■ **Stored data**:
⟨

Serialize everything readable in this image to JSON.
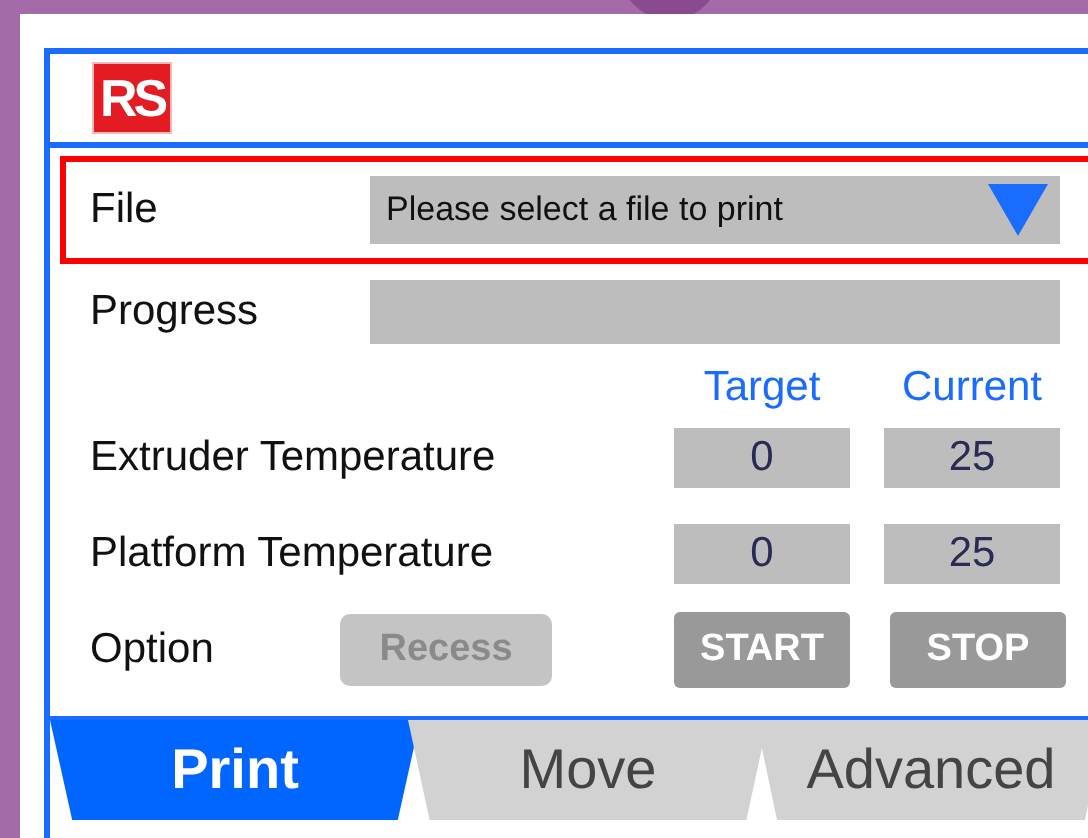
{
  "header": {
    "logo": "RS"
  },
  "file": {
    "label": "File",
    "value": "Please select a file to print"
  },
  "progress": {
    "label": "Progress",
    "level": 0
  },
  "columns": [
    "Target",
    "Current"
  ],
  "temperatures": [
    {
      "label": "Extruder Temperature",
      "target": "0",
      "current": "25"
    },
    {
      "label": "Platform Temperature",
      "target": "0",
      "current": "25"
    }
  ],
  "option": {
    "label": "Option",
    "buttons": [
      {
        "label": "Recess",
        "kind": "option",
        "disabled": true
      },
      {
        "label": "START",
        "kind": "action",
        "disabled": false
      },
      {
        "label": "STOP",
        "kind": "action",
        "disabled": false
      }
    ]
  },
  "tabs": [
    {
      "label": "Print",
      "selected": true
    },
    {
      "label": "Move",
      "selected": false
    },
    {
      "label": "Advanced",
      "selected": false
    }
  ]
}
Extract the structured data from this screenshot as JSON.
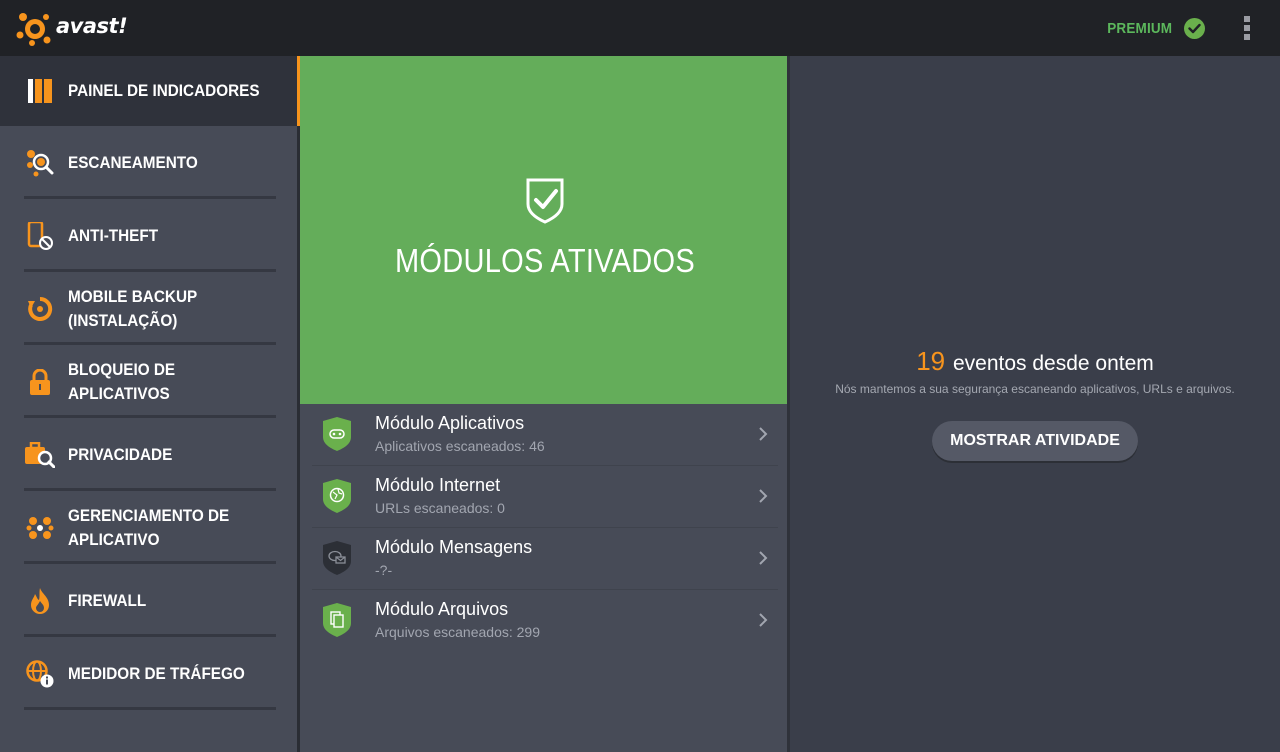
{
  "app": {
    "brand": "avast!"
  },
  "header": {
    "premium_label": "PREMIUM"
  },
  "sidebar": {
    "items": [
      {
        "label": "PAINEL DE INDICADORES",
        "icon": "dashboard-icon",
        "active": true
      },
      {
        "label": "ESCANEAMENTO",
        "icon": "scan-icon"
      },
      {
        "label": "ANTI-THEFT",
        "icon": "anti-theft-phone-icon"
      },
      {
        "label": "MOBILE BACKUP\n(INSTALAÇÃO)",
        "icon": "backup-icon"
      },
      {
        "label": "BLOQUEIO DE APLICATIVOS",
        "icon": "lock-icon"
      },
      {
        "label": "PRIVACIDADE",
        "icon": "privacy-briefcase-icon"
      },
      {
        "label": "GERENCIAMENTO DE\nAPLICATIVO",
        "icon": "app-management-icon"
      },
      {
        "label": "FIREWALL",
        "icon": "firewall-flame-icon"
      },
      {
        "label": "MEDIDOR DE TRÁFEGO",
        "icon": "traffic-globe-icon"
      }
    ]
  },
  "hero": {
    "title": "MÓDULOS ATIVADOS"
  },
  "modules": [
    {
      "title": "Módulo Aplicativos",
      "subtitle": "Aplicativos escaneados: 46",
      "icon": "apps-shield-icon"
    },
    {
      "title": "Módulo Internet",
      "subtitle": "URLs escaneados: 0",
      "icon": "internet-shield-icon"
    },
    {
      "title": "Módulo Mensagens",
      "subtitle": "-?-",
      "icon": "messages-shield-icon"
    },
    {
      "title": "Módulo Arquivos",
      "subtitle": "Arquivos escaneados: 299",
      "icon": "files-shield-icon"
    }
  ],
  "activity": {
    "count": "19",
    "label": "eventos desde ontem",
    "description": "Nós mantemos a sua segurança escaneando aplicativos, URLs e arquivos.",
    "button_label": "MOSTRAR ATIVIDADE"
  },
  "colors": {
    "accent": "#f7941d",
    "hero_green": "#64ad5a",
    "premium_green": "#5cb85c"
  }
}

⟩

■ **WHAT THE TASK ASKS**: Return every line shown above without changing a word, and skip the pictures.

■ **OUTPUT FOR THIS TASK**:
Serialize everything readable in this image to JSON.
{
  "header": {
    "logo": "RS"
  },
  "file": {
    "label": "File",
    "value": "Please select a file to print"
  },
  "progress": {
    "label": "Progress",
    "level": 0
  },
  "columns": [
    "Target",
    "Current"
  ],
  "temperatures": [
    {
      "label": "Extruder Temperature",
      "target": "0",
      "current": "25"
    },
    {
      "label": "Platform Temperature",
      "target": "0",
      "current": "25"
    }
  ],
  "option": {
    "label": "Option",
    "buttons": [
      {
        "label": "Recess",
        "kind": "option",
        "disabled": true
      },
      {
        "label": "START",
        "kind": "action",
        "disabled": false
      },
      {
        "label": "STOP",
        "kind": "action",
        "disabled": false
      }
    ]
  },
  "tabs": [
    {
      "label": "Print",
      "selected": true
    },
    {
      "label": "Move",
      "selected": false
    },
    {
      "label": "Advanced",
      "selected": false
    }
  ]
}
Extract the structured data from this screenshot as JSON.
{
  "app": {
    "brand": "avast!"
  },
  "header": {
    "premium_label": "PREMIUM"
  },
  "sidebar": {
    "items": [
      {
        "label": "PAINEL DE INDICADORES",
        "icon": "dashboard-icon",
        "active": true
      },
      {
        "label": "ESCANEAMENTO",
        "icon": "scan-icon"
      },
      {
        "label": "ANTI-THEFT",
        "icon": "anti-theft-phone-icon"
      },
      {
        "label": "MOBILE BACKUP\n(INSTALAÇÃO)",
        "icon": "backup-icon"
      },
      {
        "label": "BLOQUEIO DE APLICATIVOS",
        "icon": "lock-icon"
      },
      {
        "label": "PRIVACIDADE",
        "icon": "privacy-briefcase-icon"
      },
      {
        "label": "GERENCIAMENTO DE\nAPLICATIVO",
        "icon": "app-management-icon"
      },
      {
        "label": "FIREWALL",
        "icon": "firewall-flame-icon"
      },
      {
        "label": "MEDIDOR DE TRÁFEGO",
        "icon": "traffic-globe-icon"
      }
    ]
  },
  "hero": {
    "title": "MÓDULOS ATIVADOS"
  },
  "modules": [
    {
      "title": "Módulo Aplicativos",
      "subtitle": "Aplicativos escaneados: 46",
      "icon": "apps-shield-icon"
    },
    {
      "title": "Módulo Internet",
      "subtitle": "URLs escaneados: 0",
      "icon": "internet-shield-icon"
    },
    {
      "title": "Módulo Mensagens",
      "subtitle": "-?-",
      "icon": "messages-shield-icon"
    },
    {
      "title": "Módulo Arquivos",
      "subtitle": "Arquivos escaneados: 299",
      "icon": "files-shield-icon"
    }
  ],
  "activity": {
    "count": "19",
    "label": "eventos desde ontem",
    "description": "Nós mantemos a sua segurança escaneando aplicativos, URLs e arquivos.",
    "button_label": "MOSTRAR ATIVIDADE"
  },
  "colors": {
    "accent": "#f7941d",
    "hero_green": "#64ad5a",
    "premium_green": "#5cb85c"
  }
}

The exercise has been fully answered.